In modern Formula 1, ethics, responsibility, and a commitment to a better future seam to be second place behind winning at all costs. Spying, cheating, copying, tricking, lying, cover ups, sex scandals and pit lane girls, all take poll position. Ross Brawn is one of a handful of people involved in F1 with integrity. His new team along with his recent partnership agreement with Richard Branson and the Virgin Group, signal the way forward. An opportunity to do something good with a sport that has a checkered and tarnished recent history.
Racing cars and cigarette advertising seam to go hand in hand. The 2008 Grand Prix season was the first time in its history that tobacco logos where absent from car liveries. The absent of these logos is a first step, but over the years watching Damon Hill, Allan Prost, Ayrton Senna, Michael Schumacher, Mika Häkkinen, Fernando Alonso and Kimi Räikkönen, all world champions, driving cars dressed as cigaret packets, a stronger more visible stance is required.

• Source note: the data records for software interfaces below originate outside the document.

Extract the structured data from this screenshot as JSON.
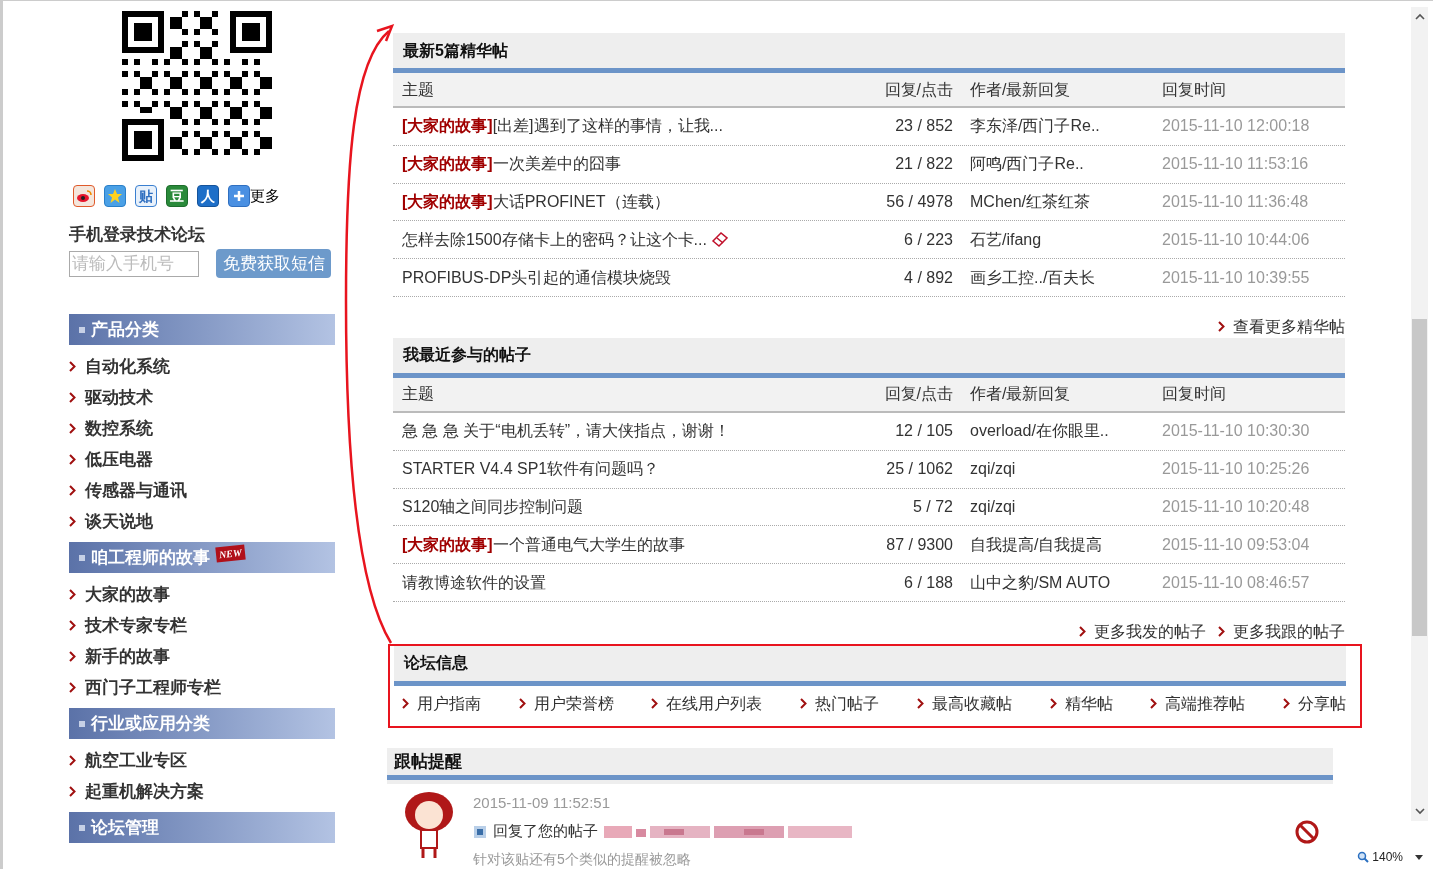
{
  "sidebar": {
    "share_buttons": [
      {
        "kind": "weibo"
      },
      {
        "kind": "qzone"
      },
      {
        "kind": "tieba",
        "label": "贴"
      },
      {
        "kind": "douban",
        "label": "豆"
      },
      {
        "kind": "renren",
        "label": "人"
      },
      {
        "kind": "more"
      }
    ],
    "share_more": "更多",
    "mobile_login": {
      "title": "手机登录技术论坛",
      "placeholder": "请输入手机号",
      "button": "免费获取短信"
    },
    "sections": [
      {
        "title": "产品分类",
        "items": [
          "自动化系统",
          "驱动技术",
          "数控系统",
          "低压电器",
          "传感器与通讯",
          "谈天说地"
        ]
      },
      {
        "title": "咱工程师的故事",
        "badge": "NEW",
        "items": [
          "大家的故事",
          "技术专家专栏",
          "新手的故事",
          "西门子工程师专栏"
        ]
      },
      {
        "title": "行业或应用分类",
        "items": [
          "航空工业专区",
          "起重机解决方案"
        ]
      },
      {
        "title": "论坛管理"
      }
    ]
  },
  "tables": [
    {
      "title": "最新5篇精华帖",
      "columns": [
        "主题",
        "回复/点击",
        "作者/最新回复",
        "回复时间"
      ],
      "rows": [
        {
          "tag": "[大家的故事]",
          "title": "[出差]遇到了这样的事情，让我...",
          "counts": "23 / 852",
          "author": "李东泽/西门子Re..",
          "time": "2015-11-10 12:00:18"
        },
        {
          "tag": "[大家的故事]",
          "title": "一次美差中的囧事",
          "counts": "21 / 822",
          "author": "阿鸣/西门子Re..",
          "time": "2015-11-10 11:53:16"
        },
        {
          "tag": "[大家的故事]",
          "title": "大话PROFINET（连载）",
          "counts": "56 / 4978",
          "author": "MChen/红茶红茶",
          "time": "2015-11-10 11:36:48"
        },
        {
          "title": "怎样去除1500存储卡上的密码？让这个卡...",
          "icon": true,
          "counts": "6 / 223",
          "author": "石艺/ifang",
          "time": "2015-11-10 10:44:06"
        },
        {
          "title": "PROFIBUS-DP头引起的通信模块烧毁",
          "counts": "4 / 892",
          "author": "画乡工控../百夫长",
          "time": "2015-11-10 10:39:55"
        }
      ],
      "more_links": [
        "查看更多精华帖"
      ]
    },
    {
      "title": "我最近参与的帖子",
      "columns": [
        "主题",
        "回复/点击",
        "作者/最新回复",
        "回复时间"
      ],
      "rows": [
        {
          "title": "急 急 急 关于“电机丢转”，请大侠指点，谢谢！",
          "counts": "12 / 105",
          "author": "overload/在你眼里..",
          "time": "2015-11-10 10:30:30"
        },
        {
          "title": "STARTER V4.4 SP1软件有问题吗？",
          "counts": "25 / 1062",
          "author": "zqi/zqi",
          "time": "2015-11-10 10:25:26"
        },
        {
          "title": "S120轴之间同步控制问题",
          "counts": "5 / 72",
          "author": "zqi/zqi",
          "time": "2015-11-10 10:20:48"
        },
        {
          "tag": "[大家的故事]",
          "title": "一个普通电气大学生的故事",
          "counts": "87 / 9300",
          "author": "自我提高/自我提高",
          "time": "2015-11-10 09:53:04"
        },
        {
          "title": "请教博途软件的设置",
          "counts": "6 / 188",
          "author": "山中之豹/SM AUTO",
          "time": "2015-11-10 08:46:57"
        }
      ],
      "more_links": [
        "更多我发的帖子",
        "更多我跟的帖子"
      ]
    }
  ],
  "forum_info": {
    "title": "论坛信息",
    "highlighted": true,
    "links": [
      "用户指南",
      "用户荣誉榜",
      "在线用户列表",
      "热门帖子",
      "最高收藏帖",
      "精华帖",
      "高端推荐帖",
      "分享帖"
    ]
  },
  "reminders": {
    "title": "跟帖提醒",
    "items": [
      {
        "time": "2015-11-09 11:52:51",
        "action": "回复了您的帖子",
        "note": "针对该贴还有5个类似的提醒被忽略"
      }
    ]
  },
  "status_bar": {
    "zoom": "140%"
  }
}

Now its time to promote and endorse non smoking.
Using an F1 cars livery to address a public issue is not new in F1. In 2007 Honda, the team that morphed into Brawn GP, displayed a giant world map that covered every inch of the car and raced for the green agenda with the slogan ‘Earth Car’. A precedent has been set, many believe green issues where contradictory to F1, but using advertising space to raise awareness for a good cause must be a positive thing. A progression to Oliviero Toscani advertising campaigns for Benetton that drew attention to global issues of race, AIDS, war, genocide and the death penalty. And in football charitable promotions on teams shirts; FC Barcelona and UNICEF, Aston Villa and Acorns Children’s Hospice.

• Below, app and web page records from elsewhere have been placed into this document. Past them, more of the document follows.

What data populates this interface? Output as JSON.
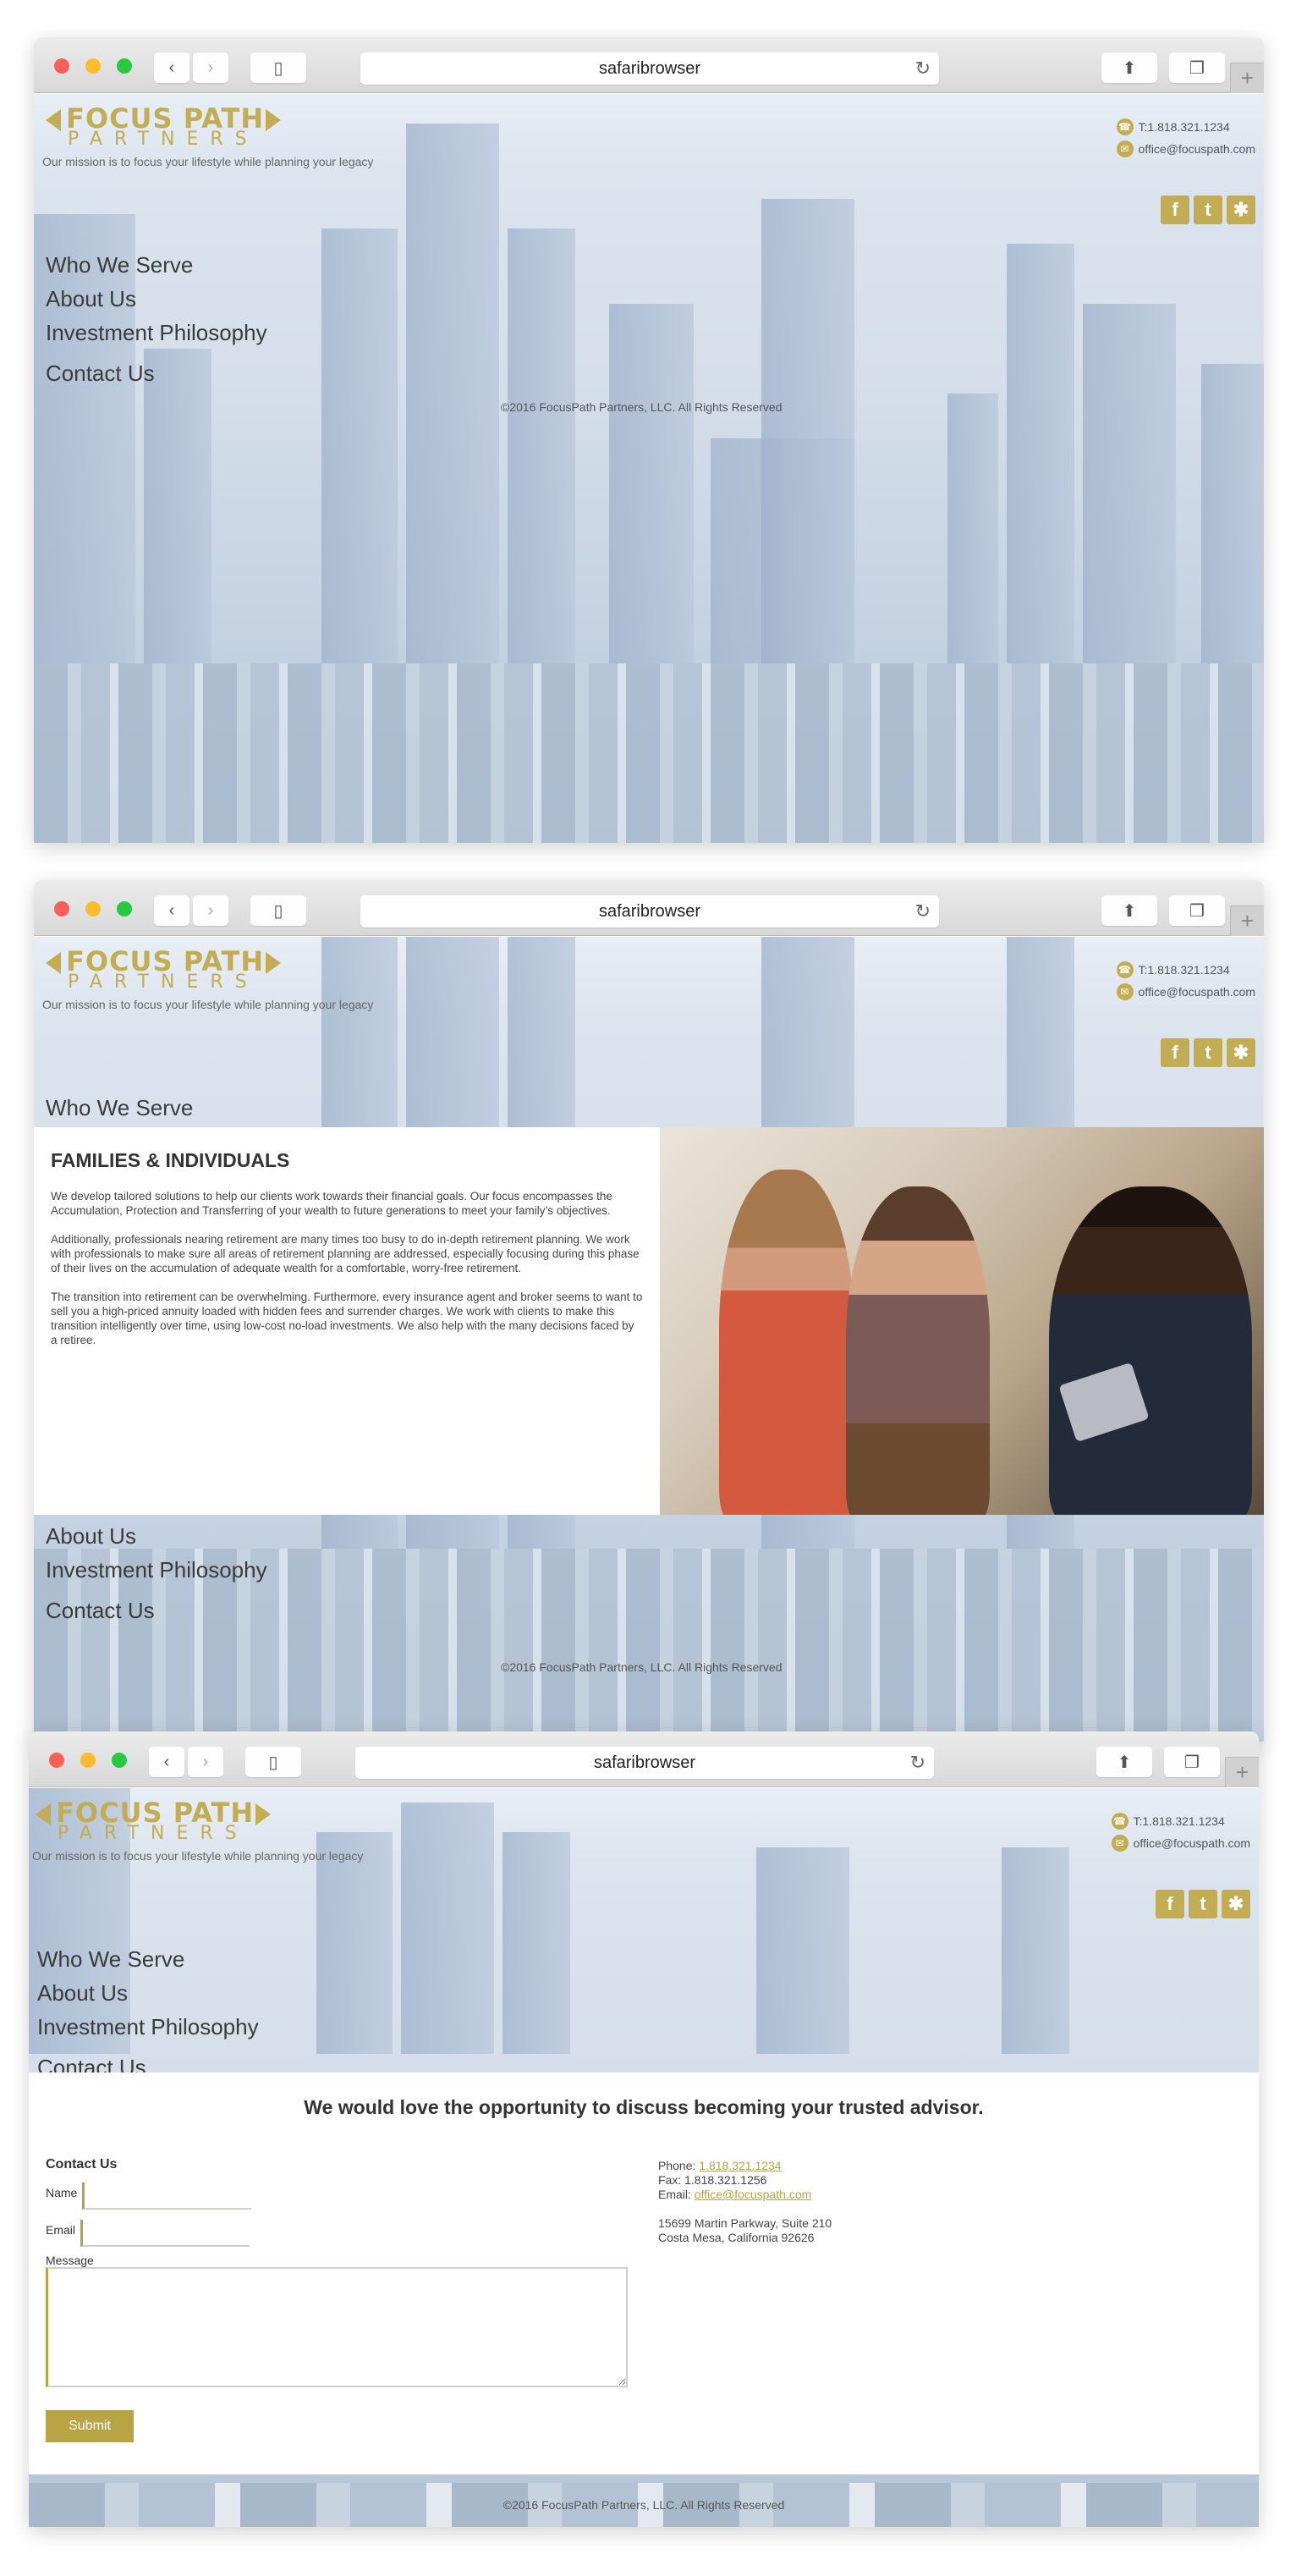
{
  "browser": {
    "address": "safaribrowser",
    "icons": {
      "back": "chevron-left-icon",
      "forward": "chevron-right-icon",
      "sidebar": "sidebar-icon",
      "reload": "reload-icon",
      "share": "share-icon",
      "tabs": "tabs-icon",
      "new_tab": "plus-icon"
    }
  },
  "site": {
    "logo": {
      "main": "FOCUS PATH",
      "sub": "PARTNERS"
    },
    "tagline": "Our mission is to focus your lifestyle while planning your legacy",
    "phone": "T:1.818.321.1234",
    "email": "office@focuspath.com",
    "social": [
      {
        "name": "facebook",
        "glyph": "f"
      },
      {
        "name": "twitter",
        "glyph": "t"
      },
      {
        "name": "yelp",
        "glyph": "✱"
      }
    ],
    "nav": [
      "Who We Serve",
      "About Us",
      "Investment Philosophy",
      "Contact Us"
    ],
    "copyright": "©2016 FocusPath Partners, LLC. All Rights Reserved",
    "accent_color": "#c2ac54"
  },
  "families": {
    "title": "FAMILIES & INDIVIDUALS",
    "paragraphs": [
      "We develop tailored solutions to help our clients work towards their financial goals. Our focus encompasses the Accumulation, Protection and Transferring of your wealth to future generations to meet your family’s objectives.",
      "Additionally, professionals nearing retirement are many times too busy to do in-depth retirement planning. We work with professionals to make sure all areas of retirement planning are addressed, especially focusing during this phase of their lives on the accumulation of adequate wealth for a comfortable, worry-free retirement.",
      "The transition into retirement can be overwhelming. Furthermore, every insurance agent and broker seems to want to sell you a high-priced annuity loaded with hidden fees and surrender charges. We work with clients to make this transition intelligently over time, using low-cost no-load investments. We also help with the many decisions faced by a retiree."
    ],
    "photo_alt": "advisor meeting with couple"
  },
  "contact": {
    "heading": "We would love the opportunity to discuss becoming your trusted advisor.",
    "form_title": "Contact Us",
    "name_label": "Name",
    "name_value": "",
    "email_label": "Email",
    "email_value": "",
    "message_label": "Message",
    "message_value": "",
    "submit_label": "Submit",
    "phone_label": "Phone:",
    "phone": "1.818.321.1234",
    "fax_label": "Fax:",
    "fax": "1.818.321.1256",
    "email_info_label": "Email:",
    "email": "office@focuspath.com",
    "address_line1": "15699 Martin Parkway, Suite 210",
    "address_line2": "Costa Mesa, California 92626"
  }
}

The simple application of a No Smoking sticker would be a tangible and efficient way of readdressing the balance of a sport polluted by the involvement and endorsement of tobacco companies, a badge of progress, a sign of commitment. A small humble gesture that represents something bigger, like the wearing a red poppy on Remembrance Sunday or wearing an aids awareness Red Ribbon. A grain of sand in an oyster.
History of Formula One & Tobacco Advertising

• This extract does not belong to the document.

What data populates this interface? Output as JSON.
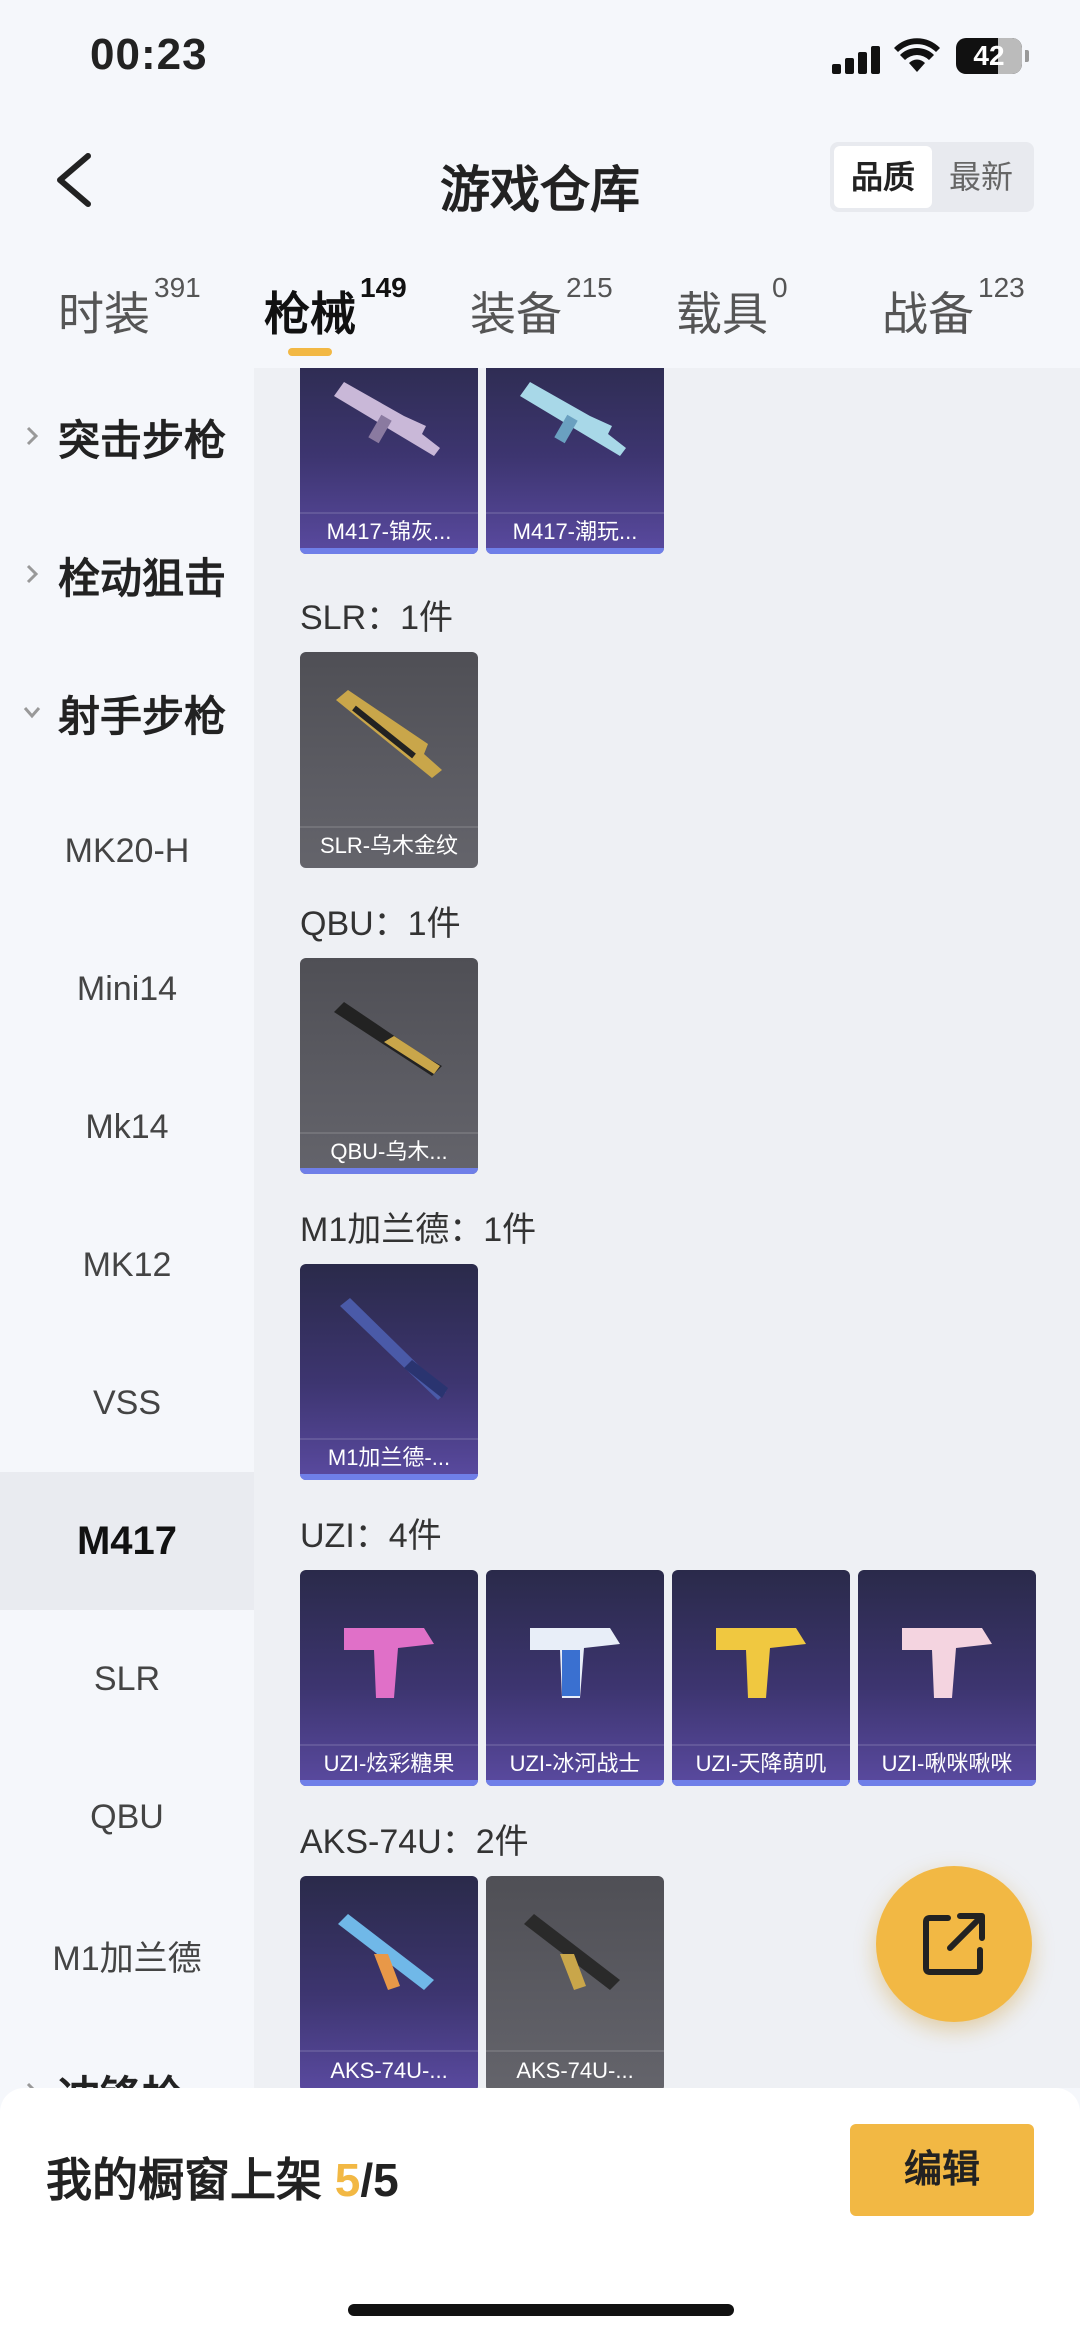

Ever since the first appearance of the Red, Gold and White colors of the Imperial Tobacco's Gold Leaf brand sponsorship livery in 1968, teams, drivers and circuits of Formula One (F1) have become heavily dependent on the financial backing of their sponsors and for many decades the tobacco industry played the major role in sponsoring the sport. In 1976, Germany began the trend in outlawing tobacco sponsorships in motor races, then it was followed by United Kingdom in 1984, starting with major races and the rest in later years and in 1992 in France. As anti-smoking legislation began to tighten in many parts of the world F1 became an even more important opportunity for cigarette brand promotion. The negotiating skills of the F1 leadership (especially Bernie Ecclestone) were such that in many jurisdictions F1 achieved some exemptions from the rules. However there is now a blanket ban on advertising in Europe, and the cars are not allowed to show any links with the tobacco companies and increasingly, the teams are breaking their dependence on tobacco sponsorship. In 2000, WilliamsF1became the first major team to run without tobacco sponsorship, and McLaren have now replaced the West brand and no longer have any tobacco sponsors. Renault ended the deal with Mild Seven after the 2006 season. Ferrari on the other hand renewed their arrangements with Philip Morris in 2005 .
At the 2007 Bahrain, Monaco and Chinese Grands Prix, Altria Group's Marlboro brand was prominently on display on the Ferrari cars of Felipe Massa and Kimi Räikkönen, on their jumpsuits and also those of the pit crew. Ferrari was the only team that was still promoting a cigarette brand in the 2007 Formula One season. Since the start of the 2008 season, Ferrari has no longer carried Marlboro logos at any races, even those at which tobacco advertising is allowed. It is therefore unlikely that any F1 car will ever directly advertise tobacco again. A similar ruse has been pulled by Marlboro and Verizon Wireless-sponsored cars by Penske Racing in the IRL and NASCAR (where Verizon is not allowed under NASCAR's wireless advertising ban).